Some shows usually center around two characters whose budding love escalates every season unbenowst to them, but completely obvious to the audience. Now in season five, we still don’t really know who is Laura to Steve Urkel. And this won’t go away. I know fans would rather that episodes answer questions about the Island instead of focusing on the drama of several romances, but these are the stories that give characters believable motivation. Love drove Desmond to get off the Island, just as love for his family and friends convinced Hurley to give up his cursed millions. Though you can argue it’s a stretch, you could say that love for the Island (or perhaps even a strive for affection and acceptance) has carried Locke from a wheelchair to a casket.

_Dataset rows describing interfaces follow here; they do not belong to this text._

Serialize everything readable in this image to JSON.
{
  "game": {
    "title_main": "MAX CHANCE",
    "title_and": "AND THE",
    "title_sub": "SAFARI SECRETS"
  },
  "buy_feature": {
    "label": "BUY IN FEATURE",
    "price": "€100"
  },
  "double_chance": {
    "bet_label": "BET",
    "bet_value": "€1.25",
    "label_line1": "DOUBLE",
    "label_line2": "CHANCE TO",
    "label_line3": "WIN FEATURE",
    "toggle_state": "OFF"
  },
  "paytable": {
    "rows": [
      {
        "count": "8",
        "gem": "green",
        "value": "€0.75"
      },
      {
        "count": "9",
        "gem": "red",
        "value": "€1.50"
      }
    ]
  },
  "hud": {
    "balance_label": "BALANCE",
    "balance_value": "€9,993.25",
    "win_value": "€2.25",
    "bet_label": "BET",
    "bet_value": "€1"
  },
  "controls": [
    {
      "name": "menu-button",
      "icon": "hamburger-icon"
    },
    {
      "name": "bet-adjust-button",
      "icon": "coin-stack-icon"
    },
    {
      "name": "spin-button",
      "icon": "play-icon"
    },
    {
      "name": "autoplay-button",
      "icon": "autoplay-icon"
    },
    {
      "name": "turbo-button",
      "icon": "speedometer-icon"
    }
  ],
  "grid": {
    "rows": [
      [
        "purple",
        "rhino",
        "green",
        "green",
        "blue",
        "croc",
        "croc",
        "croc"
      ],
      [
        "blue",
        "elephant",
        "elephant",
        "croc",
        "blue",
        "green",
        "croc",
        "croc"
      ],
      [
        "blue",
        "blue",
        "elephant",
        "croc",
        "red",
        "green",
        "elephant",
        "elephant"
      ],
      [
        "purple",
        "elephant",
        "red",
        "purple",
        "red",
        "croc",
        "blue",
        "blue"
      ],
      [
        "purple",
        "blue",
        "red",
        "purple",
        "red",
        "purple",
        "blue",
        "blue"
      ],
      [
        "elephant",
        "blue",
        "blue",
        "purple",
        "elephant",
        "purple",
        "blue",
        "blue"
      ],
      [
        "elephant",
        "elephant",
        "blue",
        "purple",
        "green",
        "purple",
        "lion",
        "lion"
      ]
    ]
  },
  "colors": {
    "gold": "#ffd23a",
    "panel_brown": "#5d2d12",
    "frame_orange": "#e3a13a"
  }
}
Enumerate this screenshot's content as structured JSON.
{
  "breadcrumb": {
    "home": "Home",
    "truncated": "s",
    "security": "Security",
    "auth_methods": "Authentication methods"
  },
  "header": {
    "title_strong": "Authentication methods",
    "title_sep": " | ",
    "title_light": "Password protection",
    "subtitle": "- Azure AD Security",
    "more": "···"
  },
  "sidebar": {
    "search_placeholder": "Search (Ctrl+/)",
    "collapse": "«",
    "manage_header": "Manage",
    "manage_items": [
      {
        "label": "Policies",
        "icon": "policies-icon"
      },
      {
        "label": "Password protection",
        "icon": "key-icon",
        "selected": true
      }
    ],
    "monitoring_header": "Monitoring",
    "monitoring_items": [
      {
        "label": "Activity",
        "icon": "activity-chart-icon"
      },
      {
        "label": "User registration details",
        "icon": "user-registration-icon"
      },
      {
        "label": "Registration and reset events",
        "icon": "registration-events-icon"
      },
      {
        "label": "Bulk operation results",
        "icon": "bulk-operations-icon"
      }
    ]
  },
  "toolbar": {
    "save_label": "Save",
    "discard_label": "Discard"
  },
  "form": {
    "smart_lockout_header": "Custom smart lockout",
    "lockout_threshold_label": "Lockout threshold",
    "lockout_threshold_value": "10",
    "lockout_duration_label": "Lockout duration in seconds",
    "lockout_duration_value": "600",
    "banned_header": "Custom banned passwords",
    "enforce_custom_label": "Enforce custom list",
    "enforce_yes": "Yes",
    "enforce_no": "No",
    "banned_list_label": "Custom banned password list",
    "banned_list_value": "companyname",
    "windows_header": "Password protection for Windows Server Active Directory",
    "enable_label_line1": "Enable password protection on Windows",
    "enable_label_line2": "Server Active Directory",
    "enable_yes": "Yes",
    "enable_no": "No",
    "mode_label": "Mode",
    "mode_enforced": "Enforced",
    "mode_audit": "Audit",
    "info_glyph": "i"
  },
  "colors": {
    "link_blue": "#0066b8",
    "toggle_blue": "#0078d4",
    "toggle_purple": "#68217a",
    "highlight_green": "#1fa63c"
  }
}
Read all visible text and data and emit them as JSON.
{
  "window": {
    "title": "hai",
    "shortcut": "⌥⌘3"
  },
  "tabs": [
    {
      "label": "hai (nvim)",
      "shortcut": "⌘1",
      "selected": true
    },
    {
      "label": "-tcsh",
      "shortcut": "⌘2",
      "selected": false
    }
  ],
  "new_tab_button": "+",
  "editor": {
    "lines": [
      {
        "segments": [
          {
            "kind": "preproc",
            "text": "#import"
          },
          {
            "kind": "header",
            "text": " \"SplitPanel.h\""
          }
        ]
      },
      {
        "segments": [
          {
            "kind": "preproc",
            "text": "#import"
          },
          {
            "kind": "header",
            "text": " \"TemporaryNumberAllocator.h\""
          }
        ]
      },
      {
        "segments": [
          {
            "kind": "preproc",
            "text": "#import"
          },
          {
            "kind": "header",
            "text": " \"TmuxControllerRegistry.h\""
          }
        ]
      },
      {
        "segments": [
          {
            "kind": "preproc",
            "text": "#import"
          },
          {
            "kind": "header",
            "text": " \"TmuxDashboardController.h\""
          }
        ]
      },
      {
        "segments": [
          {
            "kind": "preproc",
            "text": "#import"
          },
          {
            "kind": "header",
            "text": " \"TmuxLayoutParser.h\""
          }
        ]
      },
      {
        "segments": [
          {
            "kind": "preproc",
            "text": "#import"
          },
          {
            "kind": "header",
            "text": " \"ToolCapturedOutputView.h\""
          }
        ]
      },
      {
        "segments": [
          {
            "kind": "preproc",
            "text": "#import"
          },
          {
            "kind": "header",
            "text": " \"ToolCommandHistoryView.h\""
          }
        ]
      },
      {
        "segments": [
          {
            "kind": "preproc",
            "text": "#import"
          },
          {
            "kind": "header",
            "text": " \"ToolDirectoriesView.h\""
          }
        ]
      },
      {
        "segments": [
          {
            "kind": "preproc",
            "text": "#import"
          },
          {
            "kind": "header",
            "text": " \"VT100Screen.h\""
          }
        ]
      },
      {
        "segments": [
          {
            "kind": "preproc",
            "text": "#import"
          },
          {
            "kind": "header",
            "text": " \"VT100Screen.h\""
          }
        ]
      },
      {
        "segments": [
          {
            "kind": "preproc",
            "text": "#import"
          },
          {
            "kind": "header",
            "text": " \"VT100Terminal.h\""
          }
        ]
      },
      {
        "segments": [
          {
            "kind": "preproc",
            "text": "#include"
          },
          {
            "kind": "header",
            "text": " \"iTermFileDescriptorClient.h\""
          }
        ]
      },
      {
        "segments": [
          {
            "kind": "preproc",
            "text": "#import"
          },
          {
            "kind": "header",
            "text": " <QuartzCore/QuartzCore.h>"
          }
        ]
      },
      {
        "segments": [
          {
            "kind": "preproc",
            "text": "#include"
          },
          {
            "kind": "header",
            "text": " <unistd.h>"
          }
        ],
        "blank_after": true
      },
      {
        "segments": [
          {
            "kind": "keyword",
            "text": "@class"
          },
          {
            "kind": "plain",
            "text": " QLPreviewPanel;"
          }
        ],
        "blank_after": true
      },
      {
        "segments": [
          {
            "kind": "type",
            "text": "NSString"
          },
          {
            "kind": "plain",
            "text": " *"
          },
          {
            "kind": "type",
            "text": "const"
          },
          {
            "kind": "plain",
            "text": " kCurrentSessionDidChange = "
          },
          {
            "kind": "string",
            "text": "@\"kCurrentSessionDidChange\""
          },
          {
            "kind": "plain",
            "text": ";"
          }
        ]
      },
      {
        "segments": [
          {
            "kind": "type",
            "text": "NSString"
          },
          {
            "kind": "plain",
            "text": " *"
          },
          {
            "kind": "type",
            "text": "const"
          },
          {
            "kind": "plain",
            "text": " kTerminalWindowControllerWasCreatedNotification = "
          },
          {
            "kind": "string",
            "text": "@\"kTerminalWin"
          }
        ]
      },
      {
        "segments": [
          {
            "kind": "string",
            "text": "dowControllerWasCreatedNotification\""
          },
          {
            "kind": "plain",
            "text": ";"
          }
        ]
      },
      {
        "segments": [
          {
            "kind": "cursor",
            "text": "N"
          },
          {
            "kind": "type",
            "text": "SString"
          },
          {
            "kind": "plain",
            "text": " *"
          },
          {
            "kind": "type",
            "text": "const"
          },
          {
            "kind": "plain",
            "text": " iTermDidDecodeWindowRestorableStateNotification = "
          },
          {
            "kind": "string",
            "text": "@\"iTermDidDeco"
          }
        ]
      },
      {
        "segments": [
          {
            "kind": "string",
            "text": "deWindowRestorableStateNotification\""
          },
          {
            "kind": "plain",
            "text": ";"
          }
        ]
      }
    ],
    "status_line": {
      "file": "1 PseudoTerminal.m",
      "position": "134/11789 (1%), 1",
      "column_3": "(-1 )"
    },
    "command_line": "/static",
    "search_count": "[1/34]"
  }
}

Love now aside, there are mysteries to answer and the writers have focused on drawing us closer to them. Time is still an important theme here that continues to argue science and faith (In the end, we might discover that both must coexist) and the Losties find themselves trapped within it’s imposing rules and limitations. How does Sun, now in 2007, reach her love (I promise this won’t continue to be a main topic in future reviews), Jin, who is now in 1977. How do Jack, Kate, Sawyer, Hurley and Sayid help save the Island when they now work for the people they’re supposedly trying to stop? And how will Jack handle his first week scrubbing toilets in the Arrow Station (my guess is not so well)? Perhaps there’s a good book somewhere that will help Sawyer figure it all out.